*RECORDS TO USE*.
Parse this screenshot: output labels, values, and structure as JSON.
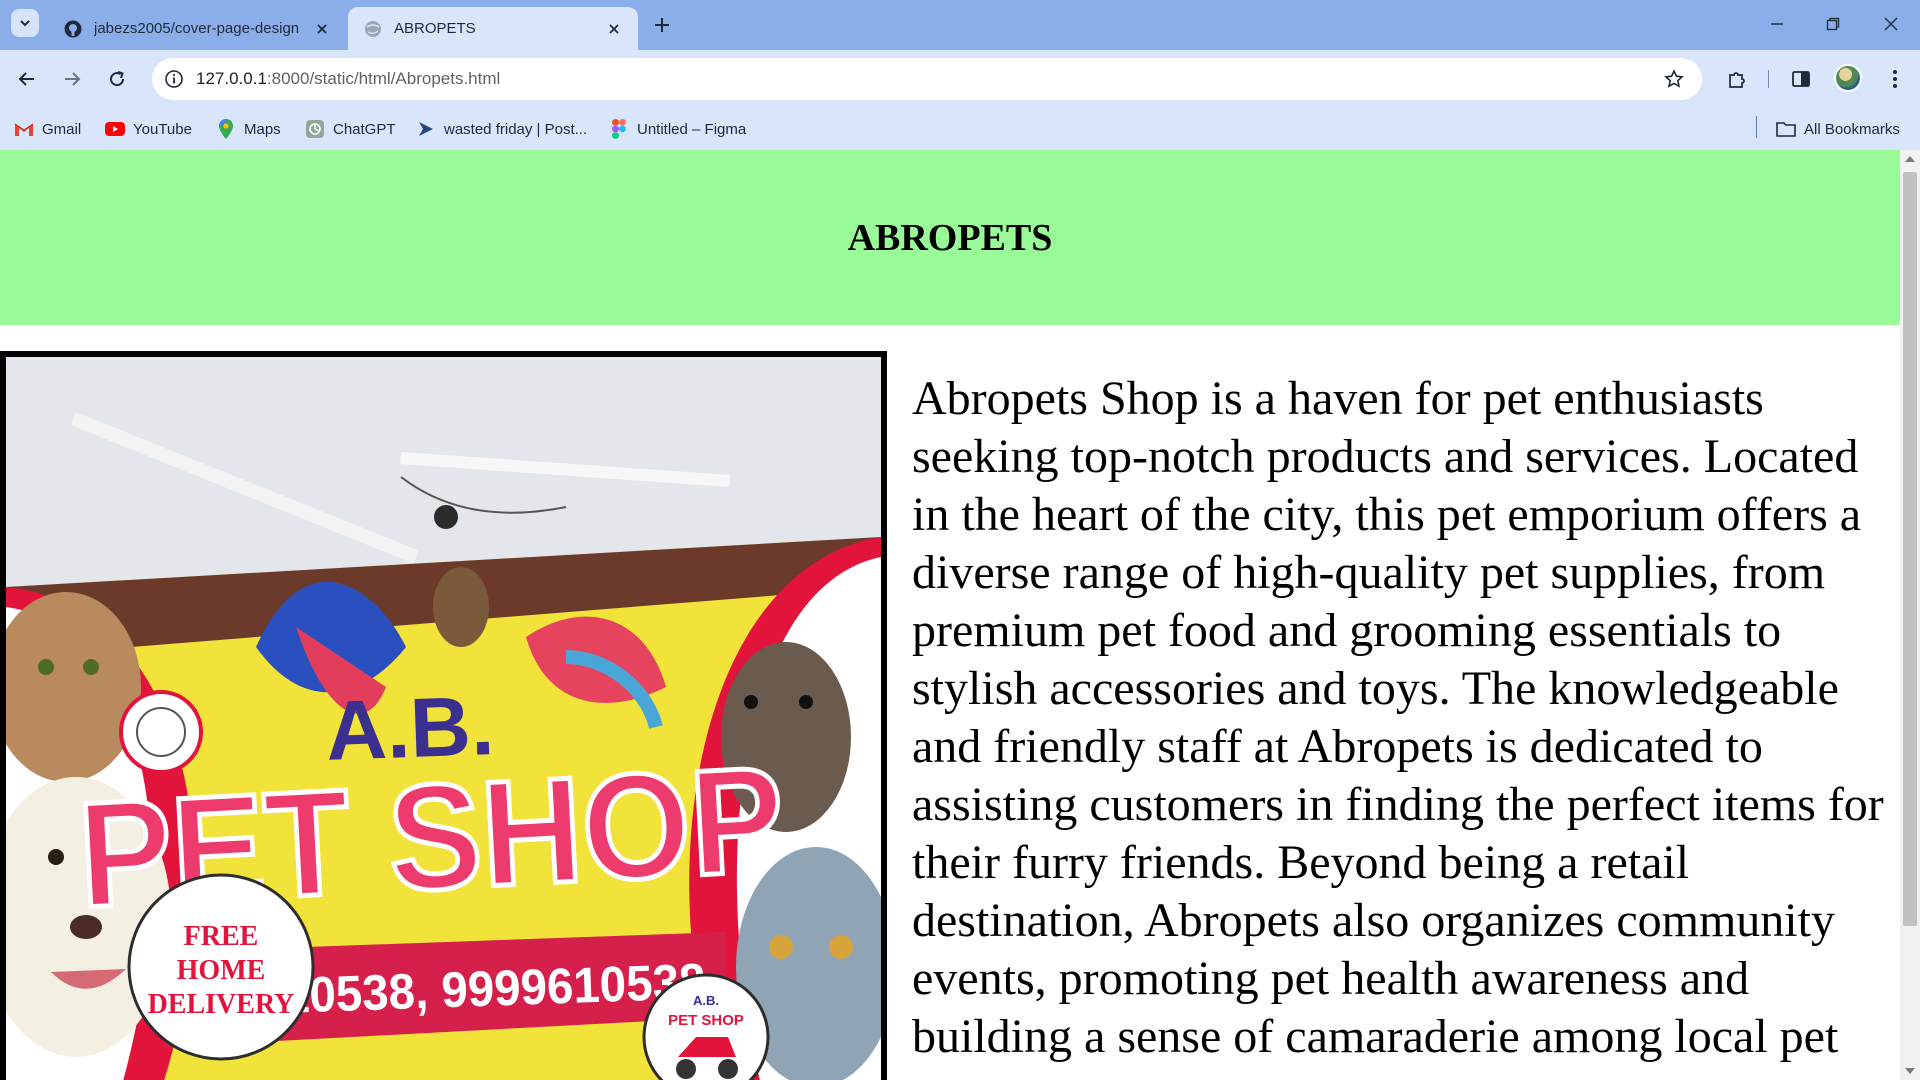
{
  "browser": {
    "tabs": [
      {
        "title": "jabezs2005/cover-page-design",
        "icon": "github-icon"
      },
      {
        "title": "ABROPETS",
        "icon": "globe-icon"
      }
    ],
    "url_host": "127.0.0.1",
    "url_path": ":8000/static/html/Abropets.html",
    "bookmarks": [
      {
        "label": "Gmail",
        "icon": "gmail-icon"
      },
      {
        "label": "YouTube",
        "icon": "youtube-icon"
      },
      {
        "label": "Maps",
        "icon": "maps-icon"
      },
      {
        "label": "ChatGPT",
        "icon": "chatgpt-icon"
      },
      {
        "label": "wasted friday | Post...",
        "icon": "postman-icon"
      },
      {
        "label": "Untitled – Figma",
        "icon": "figma-icon"
      }
    ],
    "all_bookmarks_label": "All Bookmarks",
    "colors": {
      "tabstrip": "#8aaeea",
      "toolbar": "#d8e5fb"
    }
  },
  "page": {
    "heading": "ABROPETS",
    "description": "Abropets Shop is a haven for pet enthusiasts seeking top-notch products and services. Located in the heart of the city, this pet emporium offers a diverse range of high-quality pet supplies, from premium pet food and grooming essentials to stylish accessories and toys. The knowledgeable and friendly staff at Abropets is dedicated to assisting customers in finding the perfect items for their furry friends. Beyond being a retail destination, Abropets also organizes community events, promoting pet health awareness and building a sense of camaraderie among local pet",
    "colors": {
      "header_bg": "#98fb98"
    },
    "shop_sign": {
      "line1": "A.B.",
      "line2": "PET SHOP",
      "delivery": [
        "FREE",
        "HOME",
        "DELIVERY"
      ],
      "phones": "9971610538, 9999610538",
      "badge_top": "A.B.",
      "badge_bottom": "PET SHOP"
    }
  }
}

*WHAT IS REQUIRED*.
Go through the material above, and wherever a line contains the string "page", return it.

*ANSWER SECTION*.
        "title": "jabezs2005/cover-page-design",
  "page": {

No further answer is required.